## To do
Look for the line containing "Decode this image" in the listing below. Retype that line and every subsequent line through the last one, and only those.
═══ Records to process ═══
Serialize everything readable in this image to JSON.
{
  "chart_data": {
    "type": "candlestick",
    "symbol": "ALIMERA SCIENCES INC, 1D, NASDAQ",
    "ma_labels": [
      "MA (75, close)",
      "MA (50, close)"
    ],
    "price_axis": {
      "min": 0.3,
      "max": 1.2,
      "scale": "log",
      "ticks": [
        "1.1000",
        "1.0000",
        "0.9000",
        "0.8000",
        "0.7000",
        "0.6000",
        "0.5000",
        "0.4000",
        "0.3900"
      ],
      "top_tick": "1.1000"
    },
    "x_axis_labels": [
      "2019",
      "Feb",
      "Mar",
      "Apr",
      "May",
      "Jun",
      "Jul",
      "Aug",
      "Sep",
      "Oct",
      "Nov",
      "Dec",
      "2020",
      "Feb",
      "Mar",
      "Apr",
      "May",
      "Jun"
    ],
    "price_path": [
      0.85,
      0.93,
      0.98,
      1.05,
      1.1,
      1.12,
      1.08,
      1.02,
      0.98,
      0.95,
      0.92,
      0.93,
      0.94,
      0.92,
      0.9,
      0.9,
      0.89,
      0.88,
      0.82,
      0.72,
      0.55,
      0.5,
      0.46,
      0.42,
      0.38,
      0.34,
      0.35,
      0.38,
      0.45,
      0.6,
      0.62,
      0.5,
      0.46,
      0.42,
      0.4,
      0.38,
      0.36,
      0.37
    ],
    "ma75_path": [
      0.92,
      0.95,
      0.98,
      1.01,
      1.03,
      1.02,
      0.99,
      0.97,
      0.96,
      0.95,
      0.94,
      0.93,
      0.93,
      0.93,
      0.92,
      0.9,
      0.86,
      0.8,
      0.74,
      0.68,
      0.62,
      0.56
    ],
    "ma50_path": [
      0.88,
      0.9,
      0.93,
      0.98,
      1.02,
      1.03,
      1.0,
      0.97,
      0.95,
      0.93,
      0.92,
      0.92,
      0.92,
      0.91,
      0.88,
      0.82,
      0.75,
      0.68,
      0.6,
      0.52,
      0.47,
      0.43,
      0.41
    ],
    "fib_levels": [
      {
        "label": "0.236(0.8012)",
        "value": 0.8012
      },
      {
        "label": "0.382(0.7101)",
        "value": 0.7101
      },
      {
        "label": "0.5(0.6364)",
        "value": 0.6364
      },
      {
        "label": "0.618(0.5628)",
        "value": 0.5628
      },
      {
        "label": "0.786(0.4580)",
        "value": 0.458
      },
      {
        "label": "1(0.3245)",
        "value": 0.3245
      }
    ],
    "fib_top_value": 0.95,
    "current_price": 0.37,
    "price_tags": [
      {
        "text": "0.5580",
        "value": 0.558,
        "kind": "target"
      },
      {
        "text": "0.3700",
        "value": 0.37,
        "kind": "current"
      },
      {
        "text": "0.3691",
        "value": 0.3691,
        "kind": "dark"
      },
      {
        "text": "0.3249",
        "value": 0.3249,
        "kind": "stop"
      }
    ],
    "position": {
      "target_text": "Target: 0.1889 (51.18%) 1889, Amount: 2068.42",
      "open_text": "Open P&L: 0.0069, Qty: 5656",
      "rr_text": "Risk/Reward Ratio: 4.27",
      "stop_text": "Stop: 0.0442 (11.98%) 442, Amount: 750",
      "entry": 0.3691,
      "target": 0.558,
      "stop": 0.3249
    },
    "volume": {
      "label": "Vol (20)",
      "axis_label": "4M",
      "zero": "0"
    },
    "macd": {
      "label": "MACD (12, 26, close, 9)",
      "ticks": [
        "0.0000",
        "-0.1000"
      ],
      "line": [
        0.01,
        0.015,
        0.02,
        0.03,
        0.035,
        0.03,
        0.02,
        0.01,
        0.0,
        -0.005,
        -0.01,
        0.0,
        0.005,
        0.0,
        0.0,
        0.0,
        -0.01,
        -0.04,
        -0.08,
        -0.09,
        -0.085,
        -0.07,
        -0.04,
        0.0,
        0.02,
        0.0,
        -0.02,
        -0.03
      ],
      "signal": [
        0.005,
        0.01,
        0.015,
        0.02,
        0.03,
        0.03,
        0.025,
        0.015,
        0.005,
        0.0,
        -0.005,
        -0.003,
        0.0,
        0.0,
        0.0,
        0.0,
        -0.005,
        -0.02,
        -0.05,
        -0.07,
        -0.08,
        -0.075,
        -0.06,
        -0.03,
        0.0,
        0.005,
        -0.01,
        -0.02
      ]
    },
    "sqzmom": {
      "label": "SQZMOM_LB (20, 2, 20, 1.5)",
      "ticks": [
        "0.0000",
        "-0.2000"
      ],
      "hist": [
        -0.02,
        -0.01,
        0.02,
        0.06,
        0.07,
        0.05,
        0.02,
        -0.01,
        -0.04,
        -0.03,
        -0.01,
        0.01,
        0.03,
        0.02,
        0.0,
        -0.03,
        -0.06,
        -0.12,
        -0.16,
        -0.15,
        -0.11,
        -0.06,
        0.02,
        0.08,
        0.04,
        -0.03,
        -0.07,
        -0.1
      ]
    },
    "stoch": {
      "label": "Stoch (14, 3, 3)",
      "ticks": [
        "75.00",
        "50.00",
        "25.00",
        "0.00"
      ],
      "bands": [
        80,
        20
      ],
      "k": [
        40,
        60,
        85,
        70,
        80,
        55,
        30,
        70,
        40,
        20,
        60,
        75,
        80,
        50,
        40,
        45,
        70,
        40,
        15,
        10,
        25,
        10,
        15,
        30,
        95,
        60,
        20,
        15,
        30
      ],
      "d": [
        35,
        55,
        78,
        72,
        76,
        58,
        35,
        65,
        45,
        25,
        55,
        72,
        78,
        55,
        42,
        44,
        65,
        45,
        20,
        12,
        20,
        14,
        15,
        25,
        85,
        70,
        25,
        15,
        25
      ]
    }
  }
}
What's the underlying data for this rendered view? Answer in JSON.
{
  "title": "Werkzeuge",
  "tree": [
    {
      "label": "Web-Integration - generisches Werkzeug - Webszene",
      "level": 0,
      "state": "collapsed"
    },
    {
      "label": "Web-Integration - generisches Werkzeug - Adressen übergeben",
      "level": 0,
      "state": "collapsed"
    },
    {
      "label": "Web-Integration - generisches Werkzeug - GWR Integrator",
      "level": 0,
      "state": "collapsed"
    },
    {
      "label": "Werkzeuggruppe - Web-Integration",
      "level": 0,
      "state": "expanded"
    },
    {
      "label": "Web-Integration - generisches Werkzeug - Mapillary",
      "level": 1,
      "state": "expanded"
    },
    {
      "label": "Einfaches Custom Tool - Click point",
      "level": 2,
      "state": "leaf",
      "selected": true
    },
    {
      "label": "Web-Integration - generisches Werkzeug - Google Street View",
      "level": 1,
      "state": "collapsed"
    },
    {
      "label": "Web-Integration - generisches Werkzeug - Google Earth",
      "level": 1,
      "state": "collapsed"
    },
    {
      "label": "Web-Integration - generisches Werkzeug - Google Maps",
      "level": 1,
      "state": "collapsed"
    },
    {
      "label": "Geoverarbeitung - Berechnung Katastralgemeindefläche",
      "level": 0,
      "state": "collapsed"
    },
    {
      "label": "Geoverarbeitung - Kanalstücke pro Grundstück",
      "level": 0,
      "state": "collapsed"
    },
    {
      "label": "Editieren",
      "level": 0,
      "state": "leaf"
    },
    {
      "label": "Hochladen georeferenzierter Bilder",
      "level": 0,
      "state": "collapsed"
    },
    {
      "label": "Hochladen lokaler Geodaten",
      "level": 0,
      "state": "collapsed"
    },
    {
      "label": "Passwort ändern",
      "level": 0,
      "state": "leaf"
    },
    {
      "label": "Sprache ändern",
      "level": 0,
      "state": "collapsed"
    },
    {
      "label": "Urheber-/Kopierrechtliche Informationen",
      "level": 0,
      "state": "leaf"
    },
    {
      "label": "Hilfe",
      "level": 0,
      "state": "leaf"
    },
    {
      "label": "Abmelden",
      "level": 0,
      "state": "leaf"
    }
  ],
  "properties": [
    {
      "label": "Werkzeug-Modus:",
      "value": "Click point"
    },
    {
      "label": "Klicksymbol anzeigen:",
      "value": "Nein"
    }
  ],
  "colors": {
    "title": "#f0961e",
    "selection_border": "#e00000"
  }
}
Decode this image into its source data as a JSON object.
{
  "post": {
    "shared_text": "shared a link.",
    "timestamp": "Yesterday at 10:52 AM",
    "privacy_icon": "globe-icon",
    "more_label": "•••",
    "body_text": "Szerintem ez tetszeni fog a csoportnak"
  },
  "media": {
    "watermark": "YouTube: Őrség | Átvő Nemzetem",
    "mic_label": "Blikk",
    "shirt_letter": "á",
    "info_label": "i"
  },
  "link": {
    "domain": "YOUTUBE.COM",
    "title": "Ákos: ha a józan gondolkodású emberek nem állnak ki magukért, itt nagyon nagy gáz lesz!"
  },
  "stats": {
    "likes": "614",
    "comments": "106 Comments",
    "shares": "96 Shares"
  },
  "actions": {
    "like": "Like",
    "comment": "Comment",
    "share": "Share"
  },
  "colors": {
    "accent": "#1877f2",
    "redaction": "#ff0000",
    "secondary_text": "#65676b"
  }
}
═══
## Expected output
Decode this image into its source data as a JSON object.
{
  "post": {
    "shared_text": "shared a link.",
    "timestamp": "Yesterday at 10:52 AM",
    "privacy_icon": "globe-icon",
    "more_label": "•••",
    "body_text": "Szerintem ez tetszeni fog a csoportnak"
  },
  "media": {
    "watermark": "YouTube: Őrség | Átvő Nemzetem",
    "mic_label": "Blikk",
    "shirt_letter": "á",
    "info_label": "i"
  },
  "link": {
    "domain": "YOUTUBE.COM",
    "title": "Ákos: ha a józan gondolkodású emberek nem állnak ki magukért, itt nagyon nagy gáz lesz!"
  },
  "stats": {
    "likes": "614",
    "comments": "106 Comments",
    "shares": "96 Shares"
  },
  "actions": {
    "like": "Like",
    "comment": "Comment",
    "share": "Share"
  },
  "colors": {
    "accent": "#1877f2",
    "redaction": "#ff0000",
    "secondary_text": "#65676b"
  }
}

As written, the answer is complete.